Website and app data records

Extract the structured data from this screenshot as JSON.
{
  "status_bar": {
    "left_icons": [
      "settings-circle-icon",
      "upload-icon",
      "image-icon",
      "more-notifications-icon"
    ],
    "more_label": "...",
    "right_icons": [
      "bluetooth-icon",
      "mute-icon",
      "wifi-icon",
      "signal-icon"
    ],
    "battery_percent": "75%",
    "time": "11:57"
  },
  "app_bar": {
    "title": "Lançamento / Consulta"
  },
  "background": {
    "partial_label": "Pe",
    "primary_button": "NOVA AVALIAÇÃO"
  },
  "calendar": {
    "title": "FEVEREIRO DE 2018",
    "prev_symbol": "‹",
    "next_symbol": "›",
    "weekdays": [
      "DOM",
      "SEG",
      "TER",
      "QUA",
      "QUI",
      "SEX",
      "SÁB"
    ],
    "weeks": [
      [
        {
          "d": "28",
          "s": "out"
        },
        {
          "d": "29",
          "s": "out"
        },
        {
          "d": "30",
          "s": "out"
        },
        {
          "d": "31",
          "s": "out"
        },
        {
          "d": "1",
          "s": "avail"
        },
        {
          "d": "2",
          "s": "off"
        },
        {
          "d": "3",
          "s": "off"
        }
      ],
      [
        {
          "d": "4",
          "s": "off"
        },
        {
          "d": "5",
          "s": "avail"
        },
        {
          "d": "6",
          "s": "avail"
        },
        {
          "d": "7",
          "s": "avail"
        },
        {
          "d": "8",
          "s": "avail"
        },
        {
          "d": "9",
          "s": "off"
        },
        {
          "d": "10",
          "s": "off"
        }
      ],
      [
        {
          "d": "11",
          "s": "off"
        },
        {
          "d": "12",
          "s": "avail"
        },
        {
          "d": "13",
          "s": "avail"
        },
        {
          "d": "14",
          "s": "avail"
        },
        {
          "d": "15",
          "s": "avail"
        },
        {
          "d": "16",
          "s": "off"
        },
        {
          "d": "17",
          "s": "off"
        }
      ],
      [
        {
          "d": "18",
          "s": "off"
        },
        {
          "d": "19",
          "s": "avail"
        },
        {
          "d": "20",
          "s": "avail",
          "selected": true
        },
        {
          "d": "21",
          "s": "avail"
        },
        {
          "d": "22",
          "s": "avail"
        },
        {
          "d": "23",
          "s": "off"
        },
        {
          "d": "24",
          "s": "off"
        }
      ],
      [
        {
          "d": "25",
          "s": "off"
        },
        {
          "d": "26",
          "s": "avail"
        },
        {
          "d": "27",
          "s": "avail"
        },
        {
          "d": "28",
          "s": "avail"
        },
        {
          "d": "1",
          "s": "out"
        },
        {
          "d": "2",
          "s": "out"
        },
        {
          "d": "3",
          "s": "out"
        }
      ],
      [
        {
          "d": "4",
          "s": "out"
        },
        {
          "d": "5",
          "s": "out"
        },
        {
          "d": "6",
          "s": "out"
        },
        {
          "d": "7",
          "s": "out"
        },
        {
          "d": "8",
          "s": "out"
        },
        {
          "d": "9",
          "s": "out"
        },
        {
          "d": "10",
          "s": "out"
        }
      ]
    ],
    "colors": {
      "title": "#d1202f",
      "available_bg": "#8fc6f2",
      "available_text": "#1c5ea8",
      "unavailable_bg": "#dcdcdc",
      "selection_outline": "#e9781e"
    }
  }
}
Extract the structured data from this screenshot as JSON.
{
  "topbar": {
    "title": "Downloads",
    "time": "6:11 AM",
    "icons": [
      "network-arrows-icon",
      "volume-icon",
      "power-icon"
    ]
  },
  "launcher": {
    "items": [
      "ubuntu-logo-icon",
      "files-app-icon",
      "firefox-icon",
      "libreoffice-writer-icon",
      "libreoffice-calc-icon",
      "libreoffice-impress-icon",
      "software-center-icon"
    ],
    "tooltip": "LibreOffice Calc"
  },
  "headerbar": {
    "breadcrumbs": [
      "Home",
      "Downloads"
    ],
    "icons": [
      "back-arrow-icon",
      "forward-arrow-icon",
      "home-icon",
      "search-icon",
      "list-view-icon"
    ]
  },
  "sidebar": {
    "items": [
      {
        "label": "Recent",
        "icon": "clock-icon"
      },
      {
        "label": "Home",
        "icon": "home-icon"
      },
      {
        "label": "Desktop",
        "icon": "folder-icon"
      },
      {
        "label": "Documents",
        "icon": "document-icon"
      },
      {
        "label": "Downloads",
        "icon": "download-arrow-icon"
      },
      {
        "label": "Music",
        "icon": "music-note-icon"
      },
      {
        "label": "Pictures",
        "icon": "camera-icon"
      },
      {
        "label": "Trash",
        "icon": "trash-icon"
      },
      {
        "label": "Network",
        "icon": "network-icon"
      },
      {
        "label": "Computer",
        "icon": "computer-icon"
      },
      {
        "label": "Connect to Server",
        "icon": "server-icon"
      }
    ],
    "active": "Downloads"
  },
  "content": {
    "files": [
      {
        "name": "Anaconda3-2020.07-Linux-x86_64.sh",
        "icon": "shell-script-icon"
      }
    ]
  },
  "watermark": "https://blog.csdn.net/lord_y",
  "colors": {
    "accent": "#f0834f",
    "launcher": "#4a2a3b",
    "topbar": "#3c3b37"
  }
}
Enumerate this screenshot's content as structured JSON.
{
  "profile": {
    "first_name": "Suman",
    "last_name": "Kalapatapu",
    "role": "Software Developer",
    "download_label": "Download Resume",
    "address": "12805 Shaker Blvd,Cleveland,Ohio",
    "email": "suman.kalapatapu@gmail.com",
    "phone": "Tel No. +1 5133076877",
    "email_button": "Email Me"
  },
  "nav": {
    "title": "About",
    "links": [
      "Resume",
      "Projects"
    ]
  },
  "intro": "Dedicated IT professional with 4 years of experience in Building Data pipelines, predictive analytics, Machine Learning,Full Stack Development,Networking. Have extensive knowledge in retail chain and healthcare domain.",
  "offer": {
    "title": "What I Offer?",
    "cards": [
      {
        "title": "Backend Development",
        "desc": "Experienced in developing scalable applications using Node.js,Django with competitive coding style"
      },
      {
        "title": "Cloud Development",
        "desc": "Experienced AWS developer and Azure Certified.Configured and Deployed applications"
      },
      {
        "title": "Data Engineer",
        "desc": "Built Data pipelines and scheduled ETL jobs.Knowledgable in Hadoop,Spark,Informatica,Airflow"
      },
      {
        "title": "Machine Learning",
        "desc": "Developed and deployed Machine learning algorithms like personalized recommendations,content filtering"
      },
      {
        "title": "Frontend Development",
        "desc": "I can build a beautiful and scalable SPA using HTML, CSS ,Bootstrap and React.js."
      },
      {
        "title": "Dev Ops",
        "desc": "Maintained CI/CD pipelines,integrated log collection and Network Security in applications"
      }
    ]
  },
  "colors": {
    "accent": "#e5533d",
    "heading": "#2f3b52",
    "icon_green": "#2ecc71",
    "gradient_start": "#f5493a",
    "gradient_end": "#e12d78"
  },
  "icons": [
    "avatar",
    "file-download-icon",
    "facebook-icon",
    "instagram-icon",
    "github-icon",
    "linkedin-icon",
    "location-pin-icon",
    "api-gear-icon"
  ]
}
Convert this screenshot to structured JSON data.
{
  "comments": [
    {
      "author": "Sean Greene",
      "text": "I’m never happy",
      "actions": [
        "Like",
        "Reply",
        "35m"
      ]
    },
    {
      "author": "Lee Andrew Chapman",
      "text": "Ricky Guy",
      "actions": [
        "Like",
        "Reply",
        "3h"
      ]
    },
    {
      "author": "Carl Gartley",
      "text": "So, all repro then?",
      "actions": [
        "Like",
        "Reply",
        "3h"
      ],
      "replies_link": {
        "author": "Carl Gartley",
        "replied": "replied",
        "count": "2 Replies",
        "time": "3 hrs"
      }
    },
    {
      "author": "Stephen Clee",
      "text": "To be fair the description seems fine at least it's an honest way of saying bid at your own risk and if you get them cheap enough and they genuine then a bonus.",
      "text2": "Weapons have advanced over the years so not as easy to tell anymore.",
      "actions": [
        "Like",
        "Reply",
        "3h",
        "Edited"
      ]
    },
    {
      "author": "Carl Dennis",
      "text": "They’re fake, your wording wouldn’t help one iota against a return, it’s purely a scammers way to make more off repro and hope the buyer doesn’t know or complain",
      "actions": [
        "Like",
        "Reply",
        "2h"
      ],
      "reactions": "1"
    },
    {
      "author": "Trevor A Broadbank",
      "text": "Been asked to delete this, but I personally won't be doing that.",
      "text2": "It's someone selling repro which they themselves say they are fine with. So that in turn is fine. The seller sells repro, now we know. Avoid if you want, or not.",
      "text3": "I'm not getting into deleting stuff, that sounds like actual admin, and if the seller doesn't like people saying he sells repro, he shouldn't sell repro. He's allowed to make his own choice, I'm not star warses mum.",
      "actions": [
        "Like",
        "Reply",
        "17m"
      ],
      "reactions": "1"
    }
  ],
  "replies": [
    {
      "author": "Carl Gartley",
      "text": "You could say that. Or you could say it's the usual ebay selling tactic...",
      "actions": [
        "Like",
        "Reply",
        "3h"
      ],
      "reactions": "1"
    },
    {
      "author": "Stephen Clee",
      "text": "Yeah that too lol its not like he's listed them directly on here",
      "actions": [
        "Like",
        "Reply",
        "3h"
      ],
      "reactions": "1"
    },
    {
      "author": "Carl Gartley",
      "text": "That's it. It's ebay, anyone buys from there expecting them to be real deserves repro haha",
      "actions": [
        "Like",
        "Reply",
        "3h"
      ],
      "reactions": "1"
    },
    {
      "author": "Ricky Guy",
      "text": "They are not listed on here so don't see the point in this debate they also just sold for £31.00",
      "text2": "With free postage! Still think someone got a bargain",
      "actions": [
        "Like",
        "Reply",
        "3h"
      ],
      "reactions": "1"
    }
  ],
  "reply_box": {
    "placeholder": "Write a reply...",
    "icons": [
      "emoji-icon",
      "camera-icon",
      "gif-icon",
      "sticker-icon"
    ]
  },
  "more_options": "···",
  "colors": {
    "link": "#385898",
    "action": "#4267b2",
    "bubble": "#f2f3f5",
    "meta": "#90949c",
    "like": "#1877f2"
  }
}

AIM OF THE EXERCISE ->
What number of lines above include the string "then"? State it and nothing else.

COMPLETED EXERCISE ->
2